Intravenous fluid therapy is a commonly used procedure in hospitals and medical facilities that delivers fluids through sterile tubing into a needle inserted into a vein. A large percentage of patients in a hospital will undergo this therapy, often just called an IV. This procedure can be used to provide hydration, nutrition, to transfuse blood, or to administer medications.
The primary reason IV therapy is so widely used is forces fluids to enter the body quicker than any other route. An intravenous fluid therapy delivery system is convenient for medical professionals because it is easy to administer and to change fluids as needed. Since the apparatus can be hung from a pole on wheels, the patient can maintain mobility and walk while attached to the IV.

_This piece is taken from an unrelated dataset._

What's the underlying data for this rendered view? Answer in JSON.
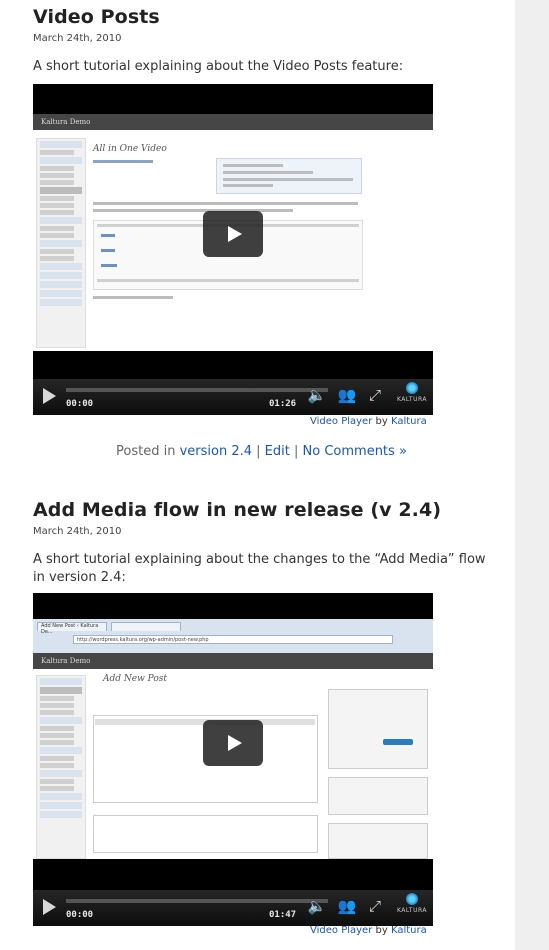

A basic intravenous fluid therapy system consists of a collapsible bag or bottle of solution, a drip chamber that controls flow rate, connectors, and a needle held in place by dressing. The needle is usually inserted into a vein, often in the hand or arm. Veins are used because they are close to the surface of the skin, easy to see, and unlike arteries, do not pulse.
Flow rate can be controlled by an infusion pump that has a timer and controls amount administered. A gravity drip may be used by hanging the bag higher than the patient. Syringe pumps administer small amounts of concentrated medications. They may be used when fluids need to be administered less frequently and when patients cannot tolerate constant infusion with fluids.
There are two types of fluids used in intravenous fluid therapy: crystalloid and colloid. Crystalloid solutions are sterile water mixed with electrolytes. The two most commonly used crystalloid solutions used in the United States are normal saline and lactated Ringers. Colloids are crystalloid fluids that have an additional substance made up of larger particles that are too large to pass through the vein wall. Although rarely used due to expense, they are sometimes needed to reduce edema and control blood volume.
As with most medical procedures, there is a risk of infection with intravenous fluid therapy. The most common complication is phlebitis, a condition in which the vein wall becomes inflamed, causing pain and swelling, usually of the leg. Sometimes a blood clot may form near the site of inflammation. Phlebitis is treated with heat, elevation, and anti-inflammatory drugs, like aspirin or ibuprofen, and removing the IV and reinserting at another site.